#### What you need to do
The pictures must be left out, while the rest of the data is copied exactly.

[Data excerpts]
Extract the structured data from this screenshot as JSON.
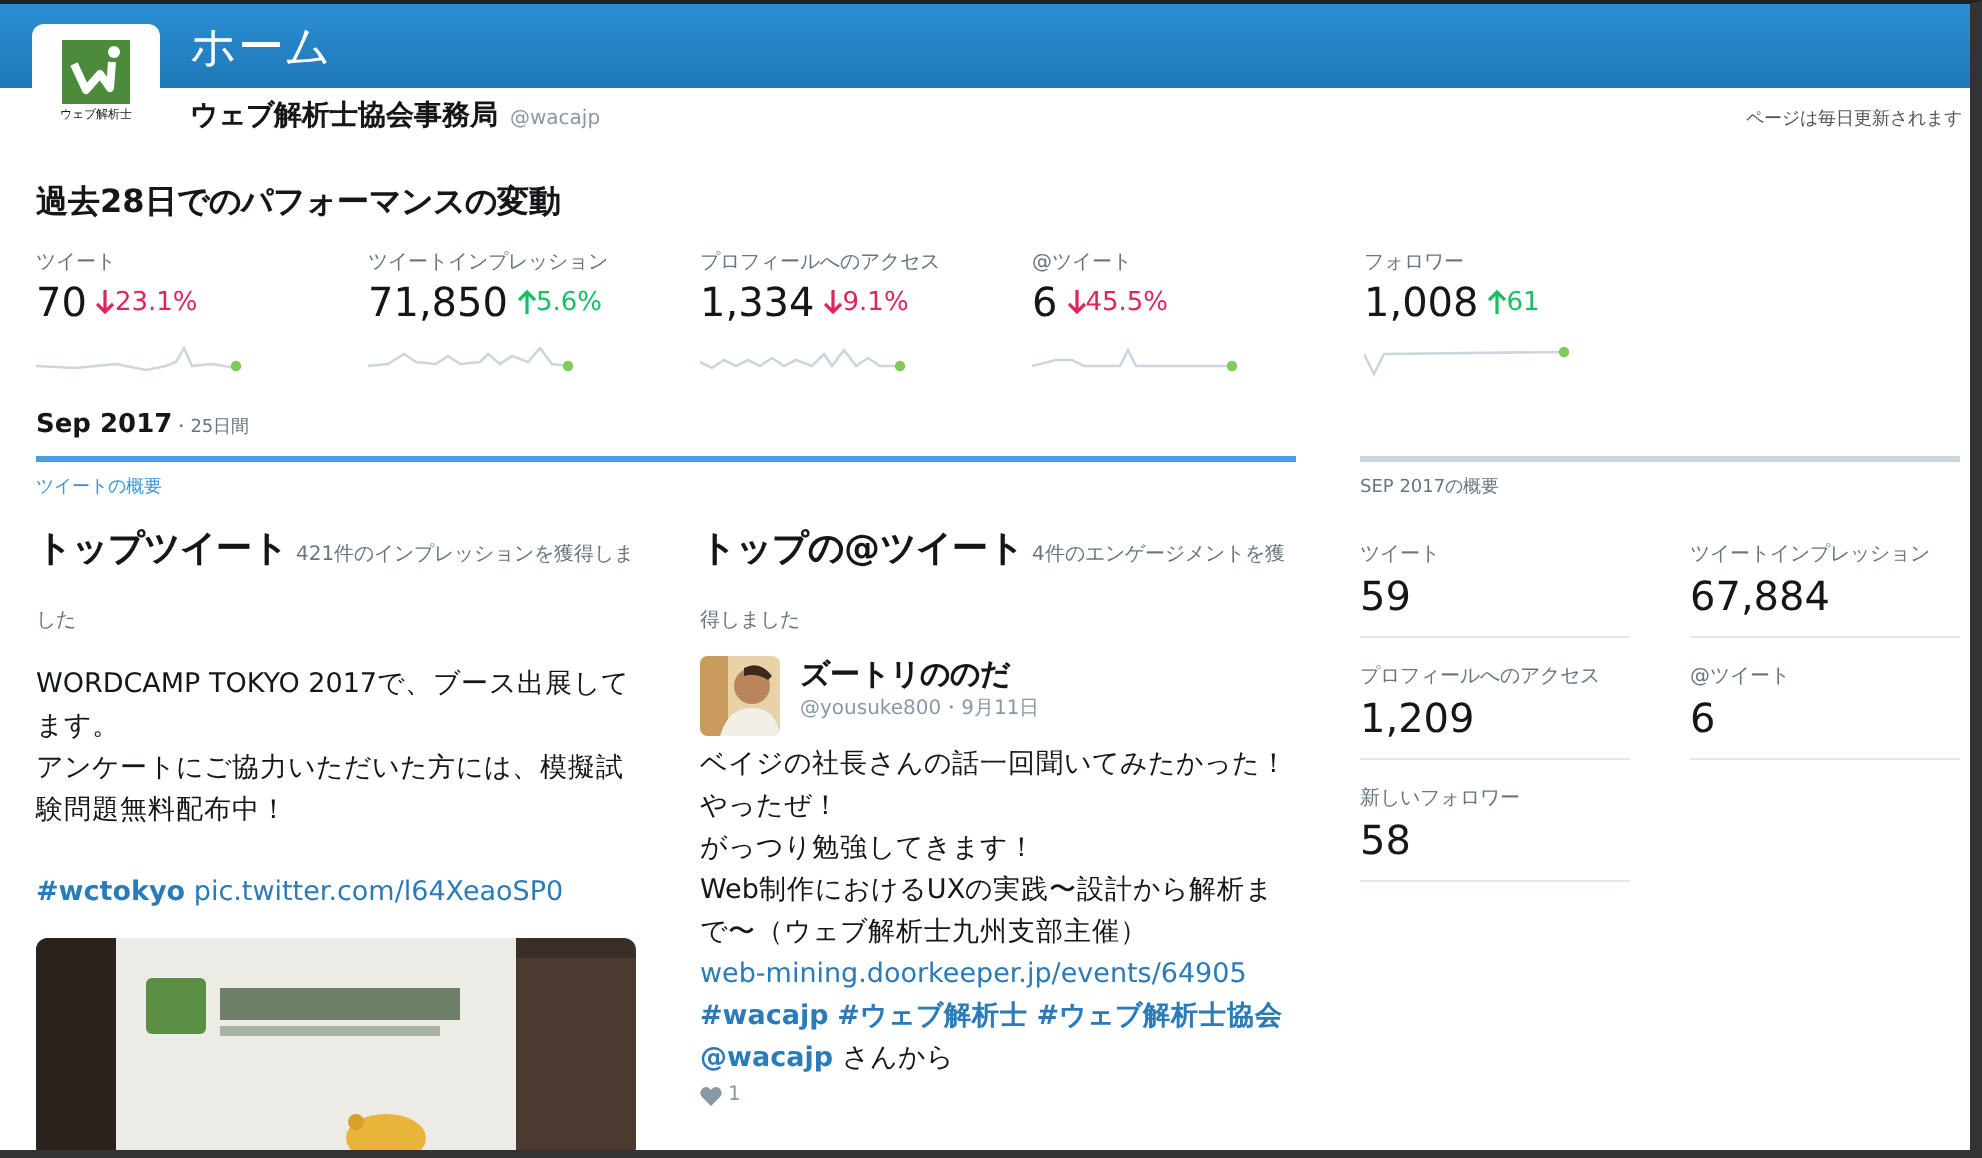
{
  "header": {
    "title": "ホーム",
    "account_name": "ウェブ解析士協会事務局",
    "handle": "@wacajp",
    "logo_caption": "ウェブ解析士",
    "update_note": "ページは毎日更新されます"
  },
  "performance": {
    "title": "過去28日でのパフォーマンスの変動",
    "metrics": [
      {
        "label": "ツイート",
        "value": "70",
        "kind": "down",
        "change": "23.1%"
      },
      {
        "label": "ツイートインプレッション",
        "value": "71,850",
        "kind": "up",
        "change": "5.6%"
      },
      {
        "label": "プロフィールへのアクセス",
        "value": "1,334",
        "kind": "down",
        "change": "9.1%"
      },
      {
        "label": "@ツイート",
        "value": "6",
        "kind": "down",
        "change": "45.5%"
      },
      {
        "label": "フォロワー",
        "value": "1,008",
        "kind": "up",
        "change": "61"
      }
    ]
  },
  "period": {
    "month": "Sep 2017",
    "days": "・25日間"
  },
  "tweet_summary": {
    "label": "ツイートの概要",
    "top_tweet": {
      "title": "トップツイート",
      "subtitle": "421件のインプレッションを獲得しました",
      "paragraphs": [
        [
          {
            "kind": "text",
            "text": "WORDCAMP TOKYO 2017で、ブース出展してます。"
          }
        ],
        [
          {
            "kind": "text",
            "text": "アンケートにご協力いただいた方には、模擬試験問題無料配布中！"
          }
        ],
        [
          {
            "kind": "hashtag",
            "text": "#wctokyo"
          },
          {
            "kind": "link",
            "text": "pic.twitter.com/l64XeaoSP0"
          }
        ]
      ],
      "media": {
        "kind": "picture"
      }
    },
    "top_mention": {
      "title": "トップの@ツイート",
      "subtitle": "4件のエンゲージメントを獲得しました",
      "author": "ズートリののだ",
      "author_handle": "@yousuke800",
      "date": "・9月11日",
      "paragraphs": [
        [
          {
            "kind": "text",
            "text": "ベイジの社長さんの話一回聞いてみたかった！やったぜ！"
          }
        ],
        [
          {
            "kind": "text",
            "text": "がっつり勉強してきます！"
          }
        ],
        [
          {
            "kind": "text",
            "text": "Web制作におけるUXの実践〜設計から解析まで〜（ウェブ解析士九州支部主催）"
          },
          {
            "kind": "link",
            "text": "web-mining.doorkeeper.jp/events/64905"
          },
          {
            "kind": "hashtag",
            "text": "#wacajp"
          },
          {
            "kind": "hashtag",
            "text": "#ウェブ解析士"
          },
          {
            "kind": "hashtag",
            "text": "#ウェブ解析士協会"
          },
          {
            "kind": "hashtag",
            "text": "@wacajp"
          },
          {
            "kind": "text",
            "text": "さんから"
          }
        ]
      ],
      "likes": "1"
    }
  },
  "month_summary": {
    "label": "SEP 2017の概要",
    "stats": [
      {
        "label": "ツイート",
        "value": "59"
      },
      {
        "label": "ツイートインプレッション",
        "value": "67,884"
      },
      {
        "label": "プロフィールへのアクセス",
        "value": "1,209"
      },
      {
        "label": "@ツイート",
        "value": "6"
      },
      {
        "label": "新しいフォロワー",
        "value": "58"
      }
    ]
  }
}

#### Exercise output
Extract the structured data from this screenshot as JSON.
{
  "header": {
    "title": "ホーム",
    "account_name": "ウェブ解析士協会事務局",
    "handle": "@wacajp",
    "logo_caption": "ウェブ解析士",
    "update_note": "ページは毎日更新されます"
  },
  "performance": {
    "title": "過去28日でのパフォーマンスの変動",
    "metrics": [
      {
        "label": "ツイート",
        "value": "70",
        "kind": "down",
        "change": "23.1%"
      },
      {
        "label": "ツイートインプレッション",
        "value": "71,850",
        "kind": "up",
        "change": "5.6%"
      },
      {
        "label": "プロフィールへのアクセス",
        "value": "1,334",
        "kind": "down",
        "change": "9.1%"
      },
      {
        "label": "@ツイート",
        "value": "6",
        "kind": "down",
        "change": "45.5%"
      },
      {
        "label": "フォロワー",
        "value": "1,008",
        "kind": "up",
        "change": "61"
      }
    ]
  },
  "period": {
    "month": "Sep 2017",
    "days": "・25日間"
  },
  "tweet_summary": {
    "label": "ツイートの概要",
    "top_tweet": {
      "title": "トップツイート",
      "subtitle": "421件のインプレッションを獲得しました",
      "paragraphs": [
        [
          {
            "kind": "text",
            "text": "WORDCAMP TOKYO 2017で、ブース出展してます。"
          }
        ],
        [
          {
            "kind": "text",
            "text": "アンケートにご協力いただいた方には、模擬試験問題無料配布中！"
          }
        ],
        [
          {
            "kind": "hashtag",
            "text": "#wctokyo"
          },
          {
            "kind": "link",
            "text": "pic.twitter.com/l64XeaoSP0"
          }
        ]
      ],
      "media": {
        "kind": "picture"
      }
    },
    "top_mention": {
      "title": "トップの@ツイート",
      "subtitle": "4件のエンゲージメントを獲得しました",
      "author": "ズートリののだ",
      "author_handle": "@yousuke800",
      "date": "・9月11日",
      "paragraphs": [
        [
          {
            "kind": "text",
            "text": "ベイジの社長さんの話一回聞いてみたかった！やったぜ！"
          }
        ],
        [
          {
            "kind": "text",
            "text": "がっつり勉強してきます！"
          }
        ],
        [
          {
            "kind": "text",
            "text": "Web制作におけるUXの実践〜設計から解析まで〜（ウェブ解析士九州支部主催）"
          },
          {
            "kind": "link",
            "text": "web-mining.doorkeeper.jp/events/64905"
          },
          {
            "kind": "hashtag",
            "text": "#wacajp"
          },
          {
            "kind": "hashtag",
            "text": "#ウェブ解析士"
          },
          {
            "kind": "hashtag",
            "text": "#ウェブ解析士協会"
          },
          {
            "kind": "hashtag",
            "text": "@wacajp"
          },
          {
            "kind": "text",
            "text": "さんから"
          }
        ]
      ],
      "likes": "1"
    }
  },
  "month_summary": {
    "label": "SEP 2017の概要",
    "stats": [
      {
        "label": "ツイート",
        "value": "59"
      },
      {
        "label": "ツイートインプレッション",
        "value": "67,884"
      },
      {
        "label": "プロフィールへのアクセス",
        "value": "1,209"
      },
      {
        "label": "@ツイート",
        "value": "6"
      },
      {
        "label": "新しいフォロワー",
        "value": "58"
      }
    ]
  }
}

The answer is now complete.